(Element data from apps and pages)
------------

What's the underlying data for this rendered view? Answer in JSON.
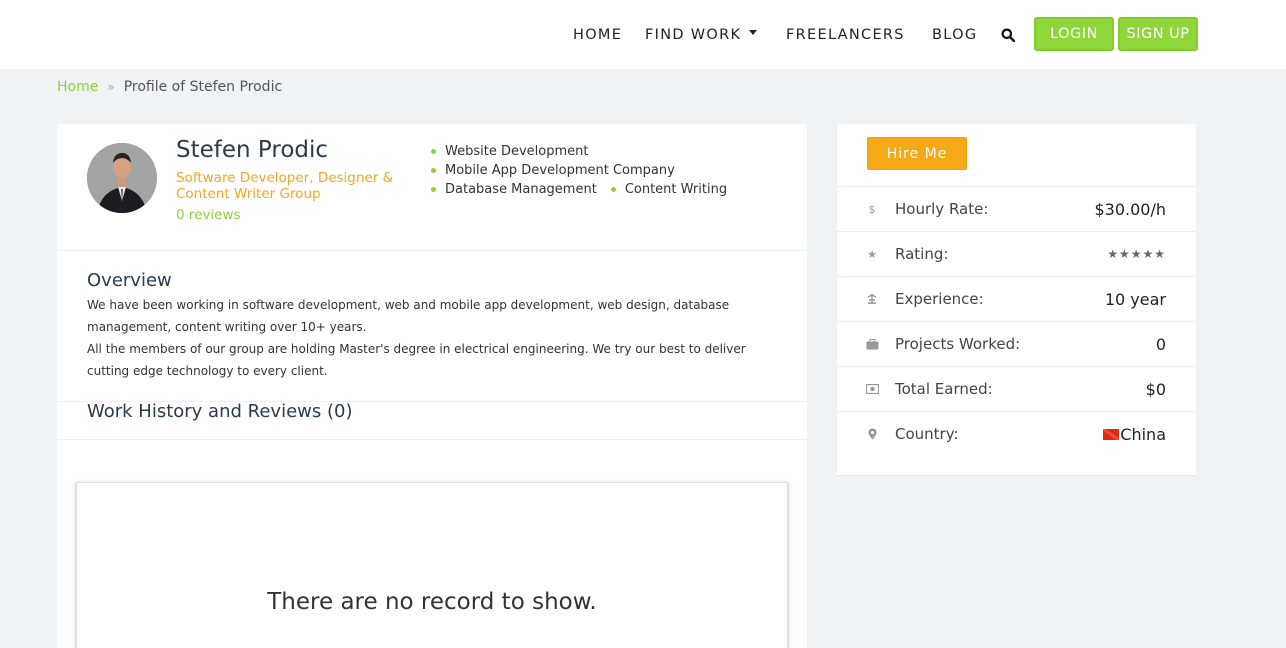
{
  "header": {
    "nav": {
      "home": "HOME",
      "find_work": "FIND WORK",
      "freelancers": "FREELANCERS",
      "blog": "BLOG"
    },
    "login": "LOGIN",
    "signup": "SIGN UP"
  },
  "breadcrumb": {
    "home": "Home",
    "separator": "»",
    "current": "Profile of Stefen Prodic"
  },
  "profile": {
    "name": "Stefen Prodic",
    "title": "Software Developer, Designer & Content Writer Group",
    "reviews": "0 reviews",
    "skills": [
      "Website Development",
      "Mobile App Development Company",
      "Database Management",
      "Content Writing"
    ]
  },
  "overview": {
    "heading": "Overview",
    "paragraph1": "We have been working in software development, web and mobile app development, web design, database management, content writing over 10+ years.",
    "paragraph2": "All the members of our group are holding Master's degree in electrical engineering. We try our best to deliver cutting edge technology to every client."
  },
  "work_history": {
    "heading": "Work History and Reviews (0)",
    "empty_message": "There are no record to show."
  },
  "sidebar": {
    "hire_button": "Hire Me",
    "stats": {
      "hourly_rate": {
        "label": "Hourly Rate:",
        "value": "$30.00/h",
        "icon": "dollar-icon"
      },
      "rating": {
        "label": "Rating:",
        "value": "★★★★★",
        "stars": 5,
        "icon": "star-icon"
      },
      "experience": {
        "label": "Experience:",
        "value": "10 year",
        "icon": "experience-icon"
      },
      "projects": {
        "label": "Projects Worked:",
        "value": "0",
        "icon": "briefcase-icon"
      },
      "earned": {
        "label": "Total Earned:",
        "value": "$0",
        "icon": "money-icon"
      },
      "country": {
        "label": "Country:",
        "value": "China",
        "icon": "map-pin-icon"
      }
    }
  },
  "colors": {
    "accent_green": "#8dd13b",
    "accent_orange": "#f5a623",
    "hire_orange": "#f5a916",
    "background": "#f0f3f6"
  }
}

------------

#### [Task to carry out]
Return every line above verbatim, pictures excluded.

#### [Exercise output]
What's the underlying data for this rendered view? Answer in JSON.
{
  "header": {
    "nav": {
      "home": "HOME",
      "find_work": "FIND WORK",
      "freelancers": "FREELANCERS",
      "blog": "BLOG"
    },
    "login": "LOGIN",
    "signup": "SIGN UP"
  },
  "breadcrumb": {
    "home": "Home",
    "separator": "»",
    "current": "Profile of Stefen Prodic"
  },
  "profile": {
    "name": "Stefen Prodic",
    "title": "Software Developer, Designer & Content Writer Group",
    "reviews": "0 reviews",
    "skills": [
      "Website Development",
      "Mobile App Development Company",
      "Database Management",
      "Content Writing"
    ]
  },
  "overview": {
    "heading": "Overview",
    "paragraph1": "We have been working in software development, web and mobile app development, web design, database management, content writing over 10+ years.",
    "paragraph2": "All the members of our group are holding Master's degree in electrical engineering. We try our best to deliver cutting edge technology to every client."
  },
  "work_history": {
    "heading": "Work History and Reviews (0)",
    "empty_message": "There are no record to show."
  },
  "sidebar": {
    "hire_button": "Hire Me",
    "stats": {
      "hourly_rate": {
        "label": "Hourly Rate:",
        "value": "$30.00/h",
        "icon": "dollar-icon"
      },
      "rating": {
        "label": "Rating:",
        "value": "★★★★★",
        "stars": 5,
        "icon": "star-icon"
      },
      "experience": {
        "label": "Experience:",
        "value": "10 year",
        "icon": "experience-icon"
      },
      "projects": {
        "label": "Projects Worked:",
        "value": "0",
        "icon": "briefcase-icon"
      },
      "earned": {
        "label": "Total Earned:",
        "value": "$0",
        "icon": "money-icon"
      },
      "country": {
        "label": "Country:",
        "value": "China",
        "icon": "map-pin-icon"
      }
    }
  },
  "colors": {
    "accent_green": "#8dd13b",
    "accent_orange": "#f5a623",
    "hire_orange": "#f5a916",
    "background": "#f0f3f6"
  }
}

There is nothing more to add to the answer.